My husband and I have just welcomed home a beautiful girl; she is approximately 59 inches long and weighs about 100 pounds. She sleeps through the night but goes to bed late, and usually her nighttime feedings include Nutella and crackers- that she gets herself. My husband and I sleep right through those late night snacks. And before you ask- not that’s it is any of your business- it was a natural childbirth. It just happens that the childbirth took place nineteen years ago.
“Not to be rude, mommy, but how long do we have to do that for?” My eight-year-old daughter Maggie asked from the backseat of the car.
Minutes before, I had explained to our three children that the previous week had been rough at work for their dad, and I encouraged them to give him a little extra support and encouragement during what was a difficult time for him. As if penciling in “Be nice to dad” in her calendar, was Maggie asking me how long we needed to keep up this sympathetic charade?

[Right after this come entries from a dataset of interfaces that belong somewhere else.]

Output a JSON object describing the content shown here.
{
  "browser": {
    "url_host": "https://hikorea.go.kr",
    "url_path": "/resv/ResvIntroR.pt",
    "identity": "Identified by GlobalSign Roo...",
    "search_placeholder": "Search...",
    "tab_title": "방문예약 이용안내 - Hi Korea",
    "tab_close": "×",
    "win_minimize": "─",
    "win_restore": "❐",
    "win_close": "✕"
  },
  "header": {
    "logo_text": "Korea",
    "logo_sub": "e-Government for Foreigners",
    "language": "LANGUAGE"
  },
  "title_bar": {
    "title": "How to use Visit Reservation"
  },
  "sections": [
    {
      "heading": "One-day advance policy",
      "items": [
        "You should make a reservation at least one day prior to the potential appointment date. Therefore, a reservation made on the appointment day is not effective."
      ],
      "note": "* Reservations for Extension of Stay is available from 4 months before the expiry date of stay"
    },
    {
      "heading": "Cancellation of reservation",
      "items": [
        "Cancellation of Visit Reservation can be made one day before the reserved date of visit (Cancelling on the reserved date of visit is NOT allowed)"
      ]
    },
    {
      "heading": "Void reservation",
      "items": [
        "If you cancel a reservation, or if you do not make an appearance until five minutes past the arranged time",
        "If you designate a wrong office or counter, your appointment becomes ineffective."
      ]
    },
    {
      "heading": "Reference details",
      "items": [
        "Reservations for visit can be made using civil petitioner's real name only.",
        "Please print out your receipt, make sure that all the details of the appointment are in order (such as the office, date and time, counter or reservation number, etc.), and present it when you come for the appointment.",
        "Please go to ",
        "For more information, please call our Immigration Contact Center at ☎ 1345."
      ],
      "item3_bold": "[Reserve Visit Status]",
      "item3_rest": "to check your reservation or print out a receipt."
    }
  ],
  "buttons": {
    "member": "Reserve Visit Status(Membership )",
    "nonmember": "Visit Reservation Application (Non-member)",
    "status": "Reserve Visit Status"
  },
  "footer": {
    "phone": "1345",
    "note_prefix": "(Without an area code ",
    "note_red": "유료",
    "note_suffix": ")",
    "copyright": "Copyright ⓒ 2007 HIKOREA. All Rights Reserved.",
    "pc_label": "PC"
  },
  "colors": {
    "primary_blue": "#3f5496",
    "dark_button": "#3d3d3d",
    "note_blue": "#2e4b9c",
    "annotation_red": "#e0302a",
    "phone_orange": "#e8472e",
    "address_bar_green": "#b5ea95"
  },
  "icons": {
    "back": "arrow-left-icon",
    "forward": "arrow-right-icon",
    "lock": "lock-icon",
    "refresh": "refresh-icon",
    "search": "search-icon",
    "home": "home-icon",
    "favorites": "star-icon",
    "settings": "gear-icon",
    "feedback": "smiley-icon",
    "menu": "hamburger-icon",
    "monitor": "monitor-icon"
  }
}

This week, Mark and I finally got our asses in gear and started the whole process of setting up a will and trust for our estate. Our possessions barely qualify for an “eh” let alone for an estate, but we do need a plan in place for the sake of our spawn. I am not against thinking about my mortality and it’s always good to prepare for the unplanned, but my mind kept forming jokes as we went through the paperwork. Here is what I wanted to put as part of our Last Will and Testament, had our lawyer had any sense of humor about the whole thing. Instead I was “taking up her valuable time” by being “so childish” and that I needed to “stop making zombie noises.”
It is a question that I both love and dread: “Where did you grow up?” My standard reply is, “I was born in southern California- Fountain Valley- then moved to Phoenix, Arizona, then Scottsdale, Arizona, then Houston, Texas, then Beaumont, Texas, then back to southern California- Mission Viejo- then to Las Vegas. But I have been in the Bay Area for 15 years now.” I love that question because it seems to be a bigger conversation starter than most of the things I say. I dread it because it seems to be a bigger conversation starter than most of the things I say.
“Put it down, mom. Put the marker down. Stop, mom. Walk away from the table, mom.”
I am not the kind of woman who enjoys reprimanding her own mother in a room full of 3rd graders, but I will when it’s necessary. And this was necessary. My mother had started to tidy up a dirty table while the teacher was explaining to the students what her expectations were for cleaning up at the end of class. On our walk home, I decided to talk to my mom about why I scolded her. “You were trying to clean up as the teacher was telling the kids that that was their job.”
We all need a friend that helps us step out of our comfort zone. They are the type of person who throws some uneasiness at you to help you grow as a person. Hopefully, you have one of those. But has yours ever told you “I will ruin you”? My friend, Kim, has said that to me because she is my tear down your comfort zone and force you to eat it friend. Kim’s objective is making sure I never feel comfortable for too long and that is how she got me kidnapped by a psychopathic, nymphomaniac serial killer.
“This disgusts me,” I said, holding the t-shirt up so my sister could see. Printed on the bright blue shirt was a cute caricature drawing of a wide-eyed white bunny. Above the rabbit were these three words: “Boys are stupid.” My sister laughed at it, a lot less perturbed than I was. “I don’t think this is funny,” I said, putting the bad bunny back on the rack. “If my daughter came home to her brother and father wearing this, I would rip this shit off her and scream.”